#### [Work task]
Those lines of the records that contain "additional" are to be located and copied.
##### Supplied records #####
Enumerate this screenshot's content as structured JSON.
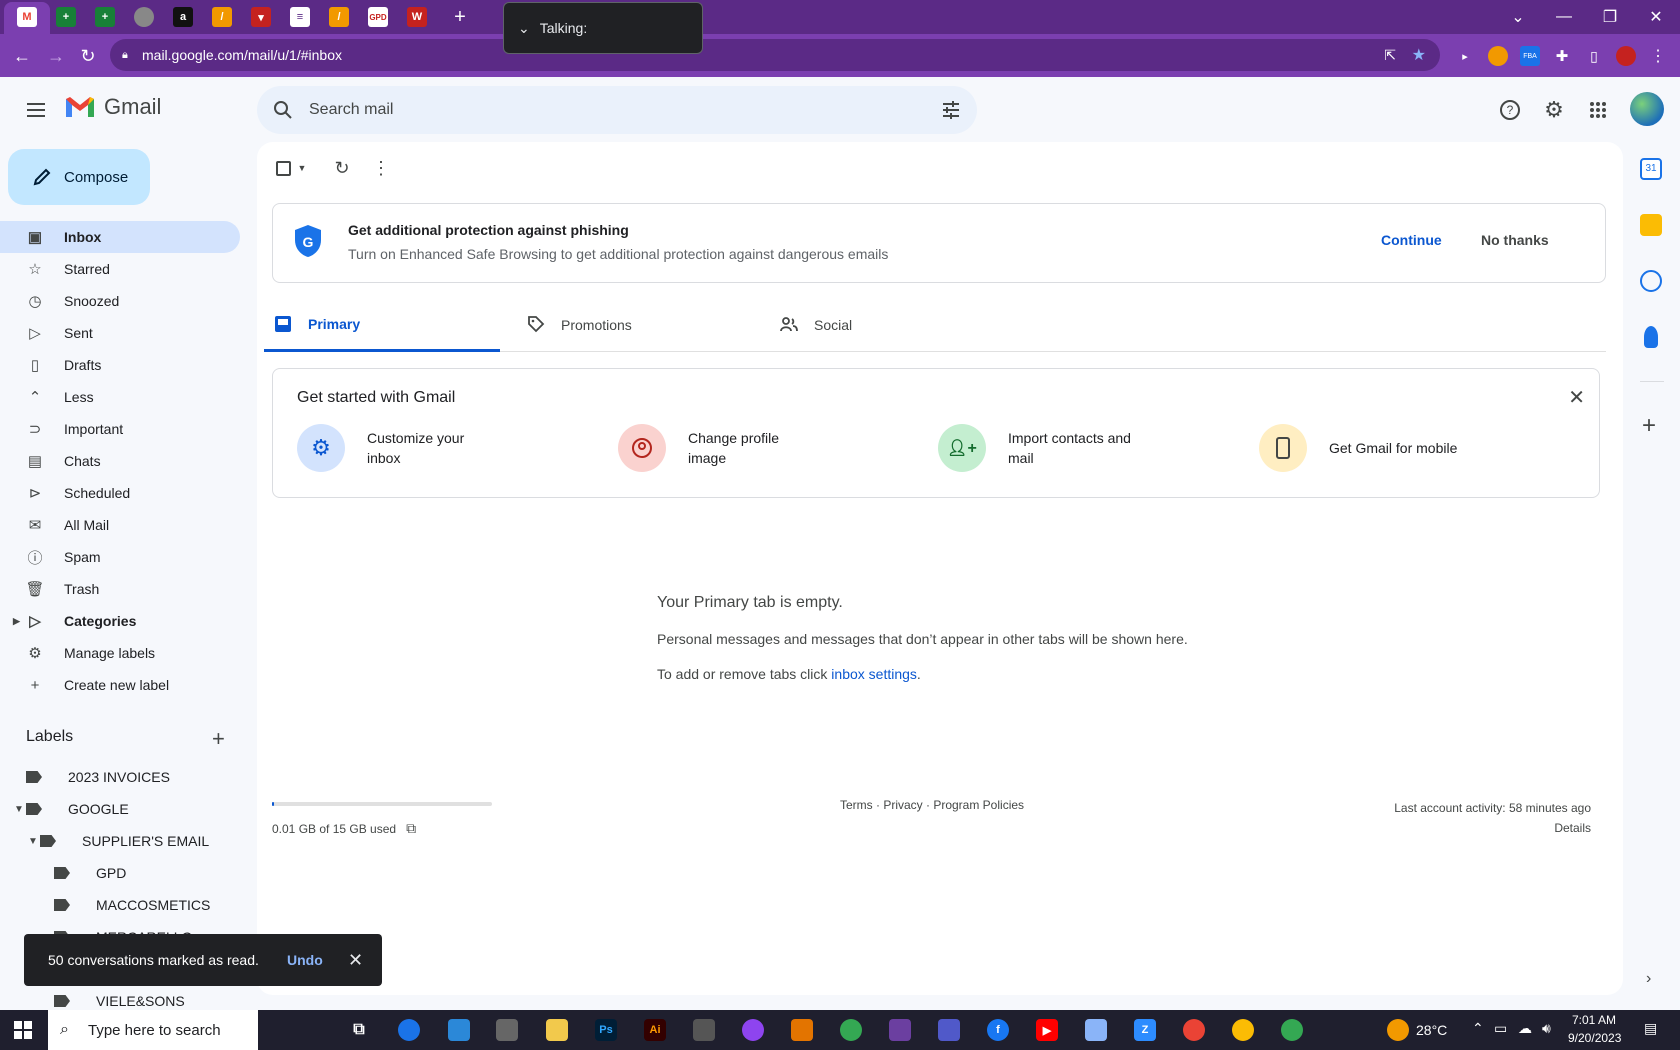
{
  "browser": {
    "url": "mail.google.com/mail/u/1/#inbox",
    "talking_label": "Talking:"
  },
  "header": {
    "app_name": "Gmail",
    "search_placeholder": "Search mail"
  },
  "sidebar": {
    "compose_label": "Compose",
    "items": [
      {
        "label": "Inbox",
        "icon": "inbox-icon"
      },
      {
        "label": "Starred",
        "icon": "star-icon"
      },
      {
        "label": "Snoozed",
        "icon": "clock-icon"
      },
      {
        "label": "Sent",
        "icon": "send-icon"
      },
      {
        "label": "Drafts",
        "icon": "draft-icon"
      },
      {
        "label": "Less",
        "icon": "chevron-up-icon"
      },
      {
        "label": "Important",
        "icon": "important-icon"
      },
      {
        "label": "Chats",
        "icon": "chat-icon"
      },
      {
        "label": "Scheduled",
        "icon": "scheduled-icon"
      },
      {
        "label": "All Mail",
        "icon": "all-mail-icon"
      },
      {
        "label": "Spam",
        "icon": "spam-icon"
      },
      {
        "label": "Trash",
        "icon": "trash-icon"
      },
      {
        "label": "Categories",
        "icon": "label-icon"
      },
      {
        "label": "Manage labels",
        "icon": "gear-icon"
      },
      {
        "label": "Create new label",
        "icon": "plus-icon"
      }
    ],
    "labels_heading": "Labels",
    "labels": [
      "2023 INVOICES",
      "GOOGLE",
      "SUPPLIER'S EMAIL",
      "GPD",
      "MACCOSMETICS",
      "MERCARELLO",
      "VIELE&SONS"
    ]
  },
  "phishing": {
    "title": "Get additional protection against phishing",
    "subtitle": "Turn on Enhanced Safe Browsing to get additional protection against dangerous emails",
    "continue_label": "Continue",
    "no_thanks_label": "No thanks"
  },
  "tabs": [
    {
      "label": "Primary"
    },
    {
      "label": "Promotions"
    },
    {
      "label": "Social"
    }
  ],
  "get_started": {
    "title": "Get started with Gmail",
    "steps": [
      "Customize your inbox",
      "Change profile image",
      "Import contacts and mail",
      "Get Gmail for mobile"
    ]
  },
  "empty": {
    "title": "Your Primary tab is empty.",
    "line1": "Personal messages and messages that don’t appear in other tabs will be shown here.",
    "line2_prefix": "To add or remove tabs click ",
    "line2_link": "inbox settings",
    "line2_suffix": "."
  },
  "footer": {
    "storage": "0.01 GB of 15 GB used",
    "storage_fraction": 0.001,
    "links": "Terms · Privacy · Program Policies",
    "activity": "Last account activity: 58 minutes ago",
    "details": "Details"
  },
  "snackbar": {
    "message": "50 conversations marked as read.",
    "undo_label": "Undo"
  },
  "taskbar": {
    "search_placeholder": "Type here to search",
    "weather": "28°C",
    "time": "7:01 AM",
    "date": "9/20/2023"
  },
  "colors": {
    "browser_frame": "#5b2a86",
    "accent": "#0b57d0",
    "compose_bg": "#c2e7ff",
    "active_nav": "#d3e3fd"
  }
}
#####
#### [Result of this task]
    "title": "Get additional protection against phishing",
    "subtitle": "Turn on Enhanced Safe Browsing to get additional protection against dangerous emails",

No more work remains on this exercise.